Our computer acronym list contains the proper capitalization of hundreds of computer-related acronyms and abbreviations.
Do you use periods or spaces between letters in an acronym?
Abbreviations and acronyms should only contain the letters of the full form. For example, HTML (Hypertext Markup Language) should only be written as "HTML" and not "H.T.M.L." or "H T M L" when used.
If the acronym spells an unrelated word, periods should be used to help prevent confusion. For example, A.D. vs. AD and U.S. vs. US.
In my writing, should I use the full form or the acronym?
How you write should depend on the type of person you believe is reading your content. For example, if you believe most of your readers are new to the subject you're writing about, avoid using abbreviations and acronyms. If you need to use an acronym, when it's first introduced write the acronym followed by the full form in parentheses. For example, in the below sentence we are introducing the reader to a term they may have never encountered if they've never created a web page.
A CSS (cascading style sheet) file is used to store classes that alter the layout and appearance of a web page.
After you've introduced the meaning of an acronym one or more times, it can be used by itself in the remainder of your writing.
If you believe your readers are familiar with the subject or you're using acronyms that are considered common, they can be written without giving the full form.
The acronym component words can also be followed by the acronym in parentheses.
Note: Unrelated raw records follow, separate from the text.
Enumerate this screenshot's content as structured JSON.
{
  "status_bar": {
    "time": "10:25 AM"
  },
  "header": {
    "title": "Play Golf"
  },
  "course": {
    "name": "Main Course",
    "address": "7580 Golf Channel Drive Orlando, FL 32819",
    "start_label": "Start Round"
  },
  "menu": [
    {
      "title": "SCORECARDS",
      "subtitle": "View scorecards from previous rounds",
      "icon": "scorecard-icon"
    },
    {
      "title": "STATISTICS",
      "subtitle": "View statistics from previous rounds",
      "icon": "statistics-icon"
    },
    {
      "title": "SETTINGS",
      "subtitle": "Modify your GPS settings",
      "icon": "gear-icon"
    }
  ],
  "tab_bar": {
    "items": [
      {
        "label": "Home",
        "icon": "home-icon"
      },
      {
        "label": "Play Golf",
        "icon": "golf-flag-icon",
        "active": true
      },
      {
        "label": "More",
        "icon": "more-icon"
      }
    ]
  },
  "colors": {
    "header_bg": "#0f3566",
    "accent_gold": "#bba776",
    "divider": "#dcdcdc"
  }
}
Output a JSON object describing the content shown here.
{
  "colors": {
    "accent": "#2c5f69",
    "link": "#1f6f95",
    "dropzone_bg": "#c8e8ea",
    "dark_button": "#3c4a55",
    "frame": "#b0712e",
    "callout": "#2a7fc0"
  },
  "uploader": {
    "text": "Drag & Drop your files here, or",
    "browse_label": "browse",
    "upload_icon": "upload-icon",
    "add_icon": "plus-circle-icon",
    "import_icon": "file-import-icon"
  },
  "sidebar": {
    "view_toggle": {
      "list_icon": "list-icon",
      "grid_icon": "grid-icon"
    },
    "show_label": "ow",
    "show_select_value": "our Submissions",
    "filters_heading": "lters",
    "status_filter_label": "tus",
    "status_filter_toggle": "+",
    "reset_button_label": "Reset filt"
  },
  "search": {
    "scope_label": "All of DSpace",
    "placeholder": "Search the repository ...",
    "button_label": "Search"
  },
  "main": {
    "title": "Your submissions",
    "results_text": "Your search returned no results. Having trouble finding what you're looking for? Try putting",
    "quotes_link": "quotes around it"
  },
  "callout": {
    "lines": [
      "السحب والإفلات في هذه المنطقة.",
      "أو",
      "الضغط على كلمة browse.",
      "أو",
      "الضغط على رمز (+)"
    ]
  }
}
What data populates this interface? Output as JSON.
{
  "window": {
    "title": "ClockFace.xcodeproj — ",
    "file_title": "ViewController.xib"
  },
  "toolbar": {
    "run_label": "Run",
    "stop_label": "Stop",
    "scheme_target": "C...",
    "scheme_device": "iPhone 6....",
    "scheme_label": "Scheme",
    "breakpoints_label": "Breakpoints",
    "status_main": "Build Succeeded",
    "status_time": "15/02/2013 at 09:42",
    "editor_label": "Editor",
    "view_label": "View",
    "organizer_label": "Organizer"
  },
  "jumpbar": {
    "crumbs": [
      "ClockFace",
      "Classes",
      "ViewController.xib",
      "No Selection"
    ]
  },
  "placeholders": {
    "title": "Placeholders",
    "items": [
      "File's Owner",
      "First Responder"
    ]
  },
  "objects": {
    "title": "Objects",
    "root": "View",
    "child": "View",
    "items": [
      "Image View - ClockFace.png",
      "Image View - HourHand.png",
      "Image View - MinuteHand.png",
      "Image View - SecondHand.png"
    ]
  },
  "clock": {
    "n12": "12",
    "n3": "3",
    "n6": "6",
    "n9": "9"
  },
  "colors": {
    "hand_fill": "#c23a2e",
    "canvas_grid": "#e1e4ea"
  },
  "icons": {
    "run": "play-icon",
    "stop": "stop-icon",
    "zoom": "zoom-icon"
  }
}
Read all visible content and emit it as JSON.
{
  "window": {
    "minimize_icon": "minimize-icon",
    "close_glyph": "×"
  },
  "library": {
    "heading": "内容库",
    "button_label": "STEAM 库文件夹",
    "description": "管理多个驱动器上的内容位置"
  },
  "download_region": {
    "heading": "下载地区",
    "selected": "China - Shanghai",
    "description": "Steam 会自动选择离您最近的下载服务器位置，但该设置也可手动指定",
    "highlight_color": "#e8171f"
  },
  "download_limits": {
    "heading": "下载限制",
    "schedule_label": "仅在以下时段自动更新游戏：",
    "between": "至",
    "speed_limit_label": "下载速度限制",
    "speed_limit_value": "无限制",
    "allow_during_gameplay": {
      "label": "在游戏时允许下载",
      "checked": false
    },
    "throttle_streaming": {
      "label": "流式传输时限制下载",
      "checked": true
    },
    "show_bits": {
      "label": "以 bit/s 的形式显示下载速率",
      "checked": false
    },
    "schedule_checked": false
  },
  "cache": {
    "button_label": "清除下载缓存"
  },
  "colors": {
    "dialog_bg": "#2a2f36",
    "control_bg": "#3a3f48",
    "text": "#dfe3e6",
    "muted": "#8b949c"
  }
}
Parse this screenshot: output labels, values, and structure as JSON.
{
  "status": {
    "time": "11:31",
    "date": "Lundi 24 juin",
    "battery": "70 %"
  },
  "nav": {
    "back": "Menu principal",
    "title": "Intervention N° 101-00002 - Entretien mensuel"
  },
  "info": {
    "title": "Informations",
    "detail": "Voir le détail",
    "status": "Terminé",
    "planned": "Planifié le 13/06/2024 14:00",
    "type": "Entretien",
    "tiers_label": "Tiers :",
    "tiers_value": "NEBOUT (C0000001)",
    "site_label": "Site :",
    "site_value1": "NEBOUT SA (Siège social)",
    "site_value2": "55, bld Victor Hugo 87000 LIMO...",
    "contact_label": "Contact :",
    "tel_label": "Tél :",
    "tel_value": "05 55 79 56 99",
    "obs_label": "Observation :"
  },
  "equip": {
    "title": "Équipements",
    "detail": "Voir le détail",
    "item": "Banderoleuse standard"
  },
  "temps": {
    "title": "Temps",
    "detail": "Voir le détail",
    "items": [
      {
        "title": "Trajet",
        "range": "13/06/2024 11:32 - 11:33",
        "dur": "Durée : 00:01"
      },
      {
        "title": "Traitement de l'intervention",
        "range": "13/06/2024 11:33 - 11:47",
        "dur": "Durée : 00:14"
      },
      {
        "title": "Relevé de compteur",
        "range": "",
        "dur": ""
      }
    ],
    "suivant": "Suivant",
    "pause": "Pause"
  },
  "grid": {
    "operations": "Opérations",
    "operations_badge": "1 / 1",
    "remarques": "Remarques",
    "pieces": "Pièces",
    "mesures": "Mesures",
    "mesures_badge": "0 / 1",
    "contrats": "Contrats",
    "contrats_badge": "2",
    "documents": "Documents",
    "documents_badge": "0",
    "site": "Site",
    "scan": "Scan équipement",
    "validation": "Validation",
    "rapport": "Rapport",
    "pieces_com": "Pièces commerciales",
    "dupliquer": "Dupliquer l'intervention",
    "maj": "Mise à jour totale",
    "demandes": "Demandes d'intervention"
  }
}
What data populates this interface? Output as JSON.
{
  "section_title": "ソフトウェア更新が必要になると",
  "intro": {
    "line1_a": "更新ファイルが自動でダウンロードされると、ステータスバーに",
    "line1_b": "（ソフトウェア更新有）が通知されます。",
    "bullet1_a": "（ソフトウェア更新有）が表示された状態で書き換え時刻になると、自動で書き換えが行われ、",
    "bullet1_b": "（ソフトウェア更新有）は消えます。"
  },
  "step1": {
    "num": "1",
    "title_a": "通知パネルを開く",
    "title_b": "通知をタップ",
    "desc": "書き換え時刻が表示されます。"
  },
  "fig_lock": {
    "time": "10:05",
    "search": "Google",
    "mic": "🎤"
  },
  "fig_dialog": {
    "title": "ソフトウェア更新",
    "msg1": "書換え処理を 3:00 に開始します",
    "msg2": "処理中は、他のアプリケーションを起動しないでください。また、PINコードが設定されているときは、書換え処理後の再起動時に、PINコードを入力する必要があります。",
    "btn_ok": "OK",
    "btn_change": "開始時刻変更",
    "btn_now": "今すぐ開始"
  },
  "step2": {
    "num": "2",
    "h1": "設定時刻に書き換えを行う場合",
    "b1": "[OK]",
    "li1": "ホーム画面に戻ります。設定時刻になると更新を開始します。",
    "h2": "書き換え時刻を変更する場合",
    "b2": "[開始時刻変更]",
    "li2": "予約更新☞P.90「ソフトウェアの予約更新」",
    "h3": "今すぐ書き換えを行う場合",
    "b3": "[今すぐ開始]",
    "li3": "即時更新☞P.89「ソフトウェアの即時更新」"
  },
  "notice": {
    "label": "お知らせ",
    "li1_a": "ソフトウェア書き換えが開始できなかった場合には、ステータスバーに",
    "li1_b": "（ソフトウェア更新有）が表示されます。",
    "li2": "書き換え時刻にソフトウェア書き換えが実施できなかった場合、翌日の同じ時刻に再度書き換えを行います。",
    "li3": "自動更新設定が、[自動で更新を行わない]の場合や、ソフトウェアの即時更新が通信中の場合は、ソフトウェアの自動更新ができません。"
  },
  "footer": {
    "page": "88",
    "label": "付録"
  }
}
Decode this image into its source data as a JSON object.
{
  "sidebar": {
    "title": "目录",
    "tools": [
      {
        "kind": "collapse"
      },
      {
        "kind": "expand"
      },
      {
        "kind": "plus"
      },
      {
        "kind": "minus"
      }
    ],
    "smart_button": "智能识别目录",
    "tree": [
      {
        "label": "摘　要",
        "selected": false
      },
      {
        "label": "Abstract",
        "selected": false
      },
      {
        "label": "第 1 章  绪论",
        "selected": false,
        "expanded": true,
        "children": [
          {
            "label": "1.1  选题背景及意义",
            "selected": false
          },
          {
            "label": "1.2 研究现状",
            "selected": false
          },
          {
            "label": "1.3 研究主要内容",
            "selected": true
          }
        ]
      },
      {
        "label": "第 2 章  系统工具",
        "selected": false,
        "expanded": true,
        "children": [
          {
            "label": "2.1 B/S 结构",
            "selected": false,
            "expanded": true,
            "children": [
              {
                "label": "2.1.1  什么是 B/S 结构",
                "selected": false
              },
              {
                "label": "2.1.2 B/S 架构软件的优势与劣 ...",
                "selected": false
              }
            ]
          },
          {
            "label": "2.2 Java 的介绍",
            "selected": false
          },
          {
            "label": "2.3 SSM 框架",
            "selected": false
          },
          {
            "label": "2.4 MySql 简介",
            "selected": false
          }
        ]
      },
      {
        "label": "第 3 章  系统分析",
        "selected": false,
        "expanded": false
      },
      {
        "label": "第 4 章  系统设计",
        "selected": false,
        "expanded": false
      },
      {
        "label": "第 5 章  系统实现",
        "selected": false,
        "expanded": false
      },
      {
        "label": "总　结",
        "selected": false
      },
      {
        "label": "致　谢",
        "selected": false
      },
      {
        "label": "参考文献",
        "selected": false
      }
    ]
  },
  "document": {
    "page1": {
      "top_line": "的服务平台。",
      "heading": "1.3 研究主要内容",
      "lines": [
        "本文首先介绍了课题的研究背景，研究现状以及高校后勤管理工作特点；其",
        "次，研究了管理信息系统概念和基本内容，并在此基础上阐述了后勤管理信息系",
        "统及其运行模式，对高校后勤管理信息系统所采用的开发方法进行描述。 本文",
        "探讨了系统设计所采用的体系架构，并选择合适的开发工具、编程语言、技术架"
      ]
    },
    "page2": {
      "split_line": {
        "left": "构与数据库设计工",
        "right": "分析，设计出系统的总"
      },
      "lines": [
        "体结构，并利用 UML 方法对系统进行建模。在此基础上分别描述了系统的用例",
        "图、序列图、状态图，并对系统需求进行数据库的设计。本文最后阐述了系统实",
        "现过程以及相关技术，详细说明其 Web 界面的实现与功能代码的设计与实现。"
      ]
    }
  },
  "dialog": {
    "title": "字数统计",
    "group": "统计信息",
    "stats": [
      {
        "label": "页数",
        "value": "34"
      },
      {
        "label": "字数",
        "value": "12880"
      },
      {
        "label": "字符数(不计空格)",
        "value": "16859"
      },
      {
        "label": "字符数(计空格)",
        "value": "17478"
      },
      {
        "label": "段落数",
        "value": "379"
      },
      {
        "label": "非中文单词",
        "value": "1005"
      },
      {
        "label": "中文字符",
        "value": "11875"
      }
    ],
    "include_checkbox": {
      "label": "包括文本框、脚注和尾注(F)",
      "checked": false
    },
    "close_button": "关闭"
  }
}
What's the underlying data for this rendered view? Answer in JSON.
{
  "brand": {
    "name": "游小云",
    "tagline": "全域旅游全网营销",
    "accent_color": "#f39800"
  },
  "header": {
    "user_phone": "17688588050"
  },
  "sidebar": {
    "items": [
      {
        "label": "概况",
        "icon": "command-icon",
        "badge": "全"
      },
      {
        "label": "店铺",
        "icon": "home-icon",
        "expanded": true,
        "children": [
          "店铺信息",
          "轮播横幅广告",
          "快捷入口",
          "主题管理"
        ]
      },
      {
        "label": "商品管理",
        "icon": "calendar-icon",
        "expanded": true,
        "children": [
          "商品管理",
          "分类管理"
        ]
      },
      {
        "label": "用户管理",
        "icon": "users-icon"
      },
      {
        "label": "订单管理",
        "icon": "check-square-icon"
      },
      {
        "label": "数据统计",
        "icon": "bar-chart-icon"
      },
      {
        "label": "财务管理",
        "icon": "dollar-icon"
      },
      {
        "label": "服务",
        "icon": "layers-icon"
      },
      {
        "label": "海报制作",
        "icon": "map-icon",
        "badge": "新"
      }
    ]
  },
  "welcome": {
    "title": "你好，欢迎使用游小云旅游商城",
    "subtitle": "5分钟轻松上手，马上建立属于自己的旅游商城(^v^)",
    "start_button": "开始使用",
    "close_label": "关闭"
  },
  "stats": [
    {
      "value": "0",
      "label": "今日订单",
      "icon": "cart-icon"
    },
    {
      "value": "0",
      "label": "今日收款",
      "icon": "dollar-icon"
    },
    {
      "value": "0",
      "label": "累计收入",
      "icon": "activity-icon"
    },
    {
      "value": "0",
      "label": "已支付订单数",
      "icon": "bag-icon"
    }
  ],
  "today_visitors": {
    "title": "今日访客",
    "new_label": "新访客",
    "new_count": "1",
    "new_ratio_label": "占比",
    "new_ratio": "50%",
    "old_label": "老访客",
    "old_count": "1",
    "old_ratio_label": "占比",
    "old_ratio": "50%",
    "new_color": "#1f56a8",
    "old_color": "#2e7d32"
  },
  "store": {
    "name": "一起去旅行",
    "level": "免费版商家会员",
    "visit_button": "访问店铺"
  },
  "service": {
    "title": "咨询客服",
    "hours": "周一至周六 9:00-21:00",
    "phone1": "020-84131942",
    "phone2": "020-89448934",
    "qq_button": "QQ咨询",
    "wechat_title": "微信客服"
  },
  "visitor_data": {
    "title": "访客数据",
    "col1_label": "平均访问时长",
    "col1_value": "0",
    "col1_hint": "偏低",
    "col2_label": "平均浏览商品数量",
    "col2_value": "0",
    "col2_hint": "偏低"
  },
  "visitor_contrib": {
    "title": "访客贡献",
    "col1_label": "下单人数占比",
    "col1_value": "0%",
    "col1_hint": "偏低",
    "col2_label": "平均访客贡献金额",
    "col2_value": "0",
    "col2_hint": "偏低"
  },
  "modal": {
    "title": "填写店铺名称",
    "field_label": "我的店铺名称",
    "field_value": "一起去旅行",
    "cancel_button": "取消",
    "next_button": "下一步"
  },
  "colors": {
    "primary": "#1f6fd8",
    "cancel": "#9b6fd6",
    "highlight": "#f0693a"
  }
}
We choose to use the acronym first because with technical writing it's more likely that the acronym will be used in place of the full form. Both methods of writing an acronym are correct and may change depending on the style guide you follow.
Plural and possessive acronyms
An acronym can be pluralized by adding a lowercase "s" to the end of the acronym (e.g., two URLs). To make an acronym possessive add an apostrophe followed by a lowercase "s" (e.g., NSA's website).